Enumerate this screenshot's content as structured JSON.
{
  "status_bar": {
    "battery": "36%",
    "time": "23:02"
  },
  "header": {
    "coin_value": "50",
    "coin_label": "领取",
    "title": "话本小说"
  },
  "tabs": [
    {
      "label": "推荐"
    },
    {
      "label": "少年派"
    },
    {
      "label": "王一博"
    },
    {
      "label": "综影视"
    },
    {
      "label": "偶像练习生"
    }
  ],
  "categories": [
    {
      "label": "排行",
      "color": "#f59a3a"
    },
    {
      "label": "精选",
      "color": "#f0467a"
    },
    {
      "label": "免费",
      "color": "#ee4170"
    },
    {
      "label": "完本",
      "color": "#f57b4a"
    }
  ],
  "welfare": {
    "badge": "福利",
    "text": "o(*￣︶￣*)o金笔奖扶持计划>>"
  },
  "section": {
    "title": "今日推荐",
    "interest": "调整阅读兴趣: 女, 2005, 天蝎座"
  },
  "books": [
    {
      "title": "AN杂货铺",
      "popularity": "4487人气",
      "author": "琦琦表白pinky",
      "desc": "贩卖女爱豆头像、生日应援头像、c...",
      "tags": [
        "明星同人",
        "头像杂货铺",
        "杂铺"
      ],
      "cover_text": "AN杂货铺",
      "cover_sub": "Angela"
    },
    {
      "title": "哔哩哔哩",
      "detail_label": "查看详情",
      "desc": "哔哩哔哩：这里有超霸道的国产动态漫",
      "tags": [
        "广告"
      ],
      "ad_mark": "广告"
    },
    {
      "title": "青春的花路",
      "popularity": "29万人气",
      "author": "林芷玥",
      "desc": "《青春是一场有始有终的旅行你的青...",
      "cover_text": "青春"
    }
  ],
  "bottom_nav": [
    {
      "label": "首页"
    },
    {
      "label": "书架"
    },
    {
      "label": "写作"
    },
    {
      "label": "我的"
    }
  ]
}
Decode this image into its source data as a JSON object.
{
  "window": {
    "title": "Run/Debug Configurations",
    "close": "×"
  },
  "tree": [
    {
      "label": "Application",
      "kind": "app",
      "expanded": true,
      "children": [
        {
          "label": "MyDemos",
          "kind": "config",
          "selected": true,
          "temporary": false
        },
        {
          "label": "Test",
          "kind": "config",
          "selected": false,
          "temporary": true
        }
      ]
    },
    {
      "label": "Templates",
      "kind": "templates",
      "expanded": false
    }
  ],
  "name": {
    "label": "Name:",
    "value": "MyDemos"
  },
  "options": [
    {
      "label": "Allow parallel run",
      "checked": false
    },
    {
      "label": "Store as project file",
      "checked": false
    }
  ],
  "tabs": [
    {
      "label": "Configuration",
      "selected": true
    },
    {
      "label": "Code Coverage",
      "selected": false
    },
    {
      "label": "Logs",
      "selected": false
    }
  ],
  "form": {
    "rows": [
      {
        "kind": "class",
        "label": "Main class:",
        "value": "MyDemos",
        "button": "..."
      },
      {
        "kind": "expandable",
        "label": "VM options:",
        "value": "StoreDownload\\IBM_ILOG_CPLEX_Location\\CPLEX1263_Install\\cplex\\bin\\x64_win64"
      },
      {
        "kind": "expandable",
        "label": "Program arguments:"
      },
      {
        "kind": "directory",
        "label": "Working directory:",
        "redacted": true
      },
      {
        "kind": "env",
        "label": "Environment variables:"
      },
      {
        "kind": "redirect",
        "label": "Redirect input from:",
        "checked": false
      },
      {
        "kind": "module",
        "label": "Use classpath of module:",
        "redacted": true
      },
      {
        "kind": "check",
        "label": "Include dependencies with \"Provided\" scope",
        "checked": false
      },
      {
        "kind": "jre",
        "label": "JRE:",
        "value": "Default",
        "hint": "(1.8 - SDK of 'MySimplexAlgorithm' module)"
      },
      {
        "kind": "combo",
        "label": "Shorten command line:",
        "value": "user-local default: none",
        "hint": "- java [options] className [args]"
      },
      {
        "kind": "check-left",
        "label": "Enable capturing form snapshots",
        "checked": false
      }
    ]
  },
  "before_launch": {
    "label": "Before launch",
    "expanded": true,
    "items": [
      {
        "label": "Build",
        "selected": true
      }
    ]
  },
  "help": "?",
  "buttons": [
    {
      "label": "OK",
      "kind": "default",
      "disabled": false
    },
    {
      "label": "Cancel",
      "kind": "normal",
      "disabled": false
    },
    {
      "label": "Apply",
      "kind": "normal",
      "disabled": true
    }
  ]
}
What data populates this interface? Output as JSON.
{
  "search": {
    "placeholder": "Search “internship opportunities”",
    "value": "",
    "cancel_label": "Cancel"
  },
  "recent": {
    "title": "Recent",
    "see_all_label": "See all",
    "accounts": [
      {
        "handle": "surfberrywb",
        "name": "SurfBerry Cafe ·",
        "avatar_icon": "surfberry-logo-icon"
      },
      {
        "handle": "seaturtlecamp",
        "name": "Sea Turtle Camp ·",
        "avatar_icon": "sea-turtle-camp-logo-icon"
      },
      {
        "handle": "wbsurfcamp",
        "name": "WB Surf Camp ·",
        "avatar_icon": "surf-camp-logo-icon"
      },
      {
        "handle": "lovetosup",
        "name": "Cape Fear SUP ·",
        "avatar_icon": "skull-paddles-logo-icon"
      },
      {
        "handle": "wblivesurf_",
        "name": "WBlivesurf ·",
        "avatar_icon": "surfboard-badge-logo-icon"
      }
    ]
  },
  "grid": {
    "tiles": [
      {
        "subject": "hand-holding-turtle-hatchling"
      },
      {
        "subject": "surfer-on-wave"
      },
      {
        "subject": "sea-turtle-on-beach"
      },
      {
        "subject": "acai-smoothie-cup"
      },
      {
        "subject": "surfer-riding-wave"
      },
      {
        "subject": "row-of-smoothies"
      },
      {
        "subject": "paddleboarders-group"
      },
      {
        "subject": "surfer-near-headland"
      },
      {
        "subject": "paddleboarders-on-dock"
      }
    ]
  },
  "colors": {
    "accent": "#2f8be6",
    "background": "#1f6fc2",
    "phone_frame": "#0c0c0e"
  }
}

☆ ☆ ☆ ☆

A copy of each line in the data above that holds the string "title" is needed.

§ **Task solution**:
    "title": "话本小说"
    "title": "今日推荐",
      "title": "AN杂货铺",
      "title": "哔哩哔哩",
      "title": "青春的花路",
    "title": "Run/Debug Configurations",
    "title": "Recent",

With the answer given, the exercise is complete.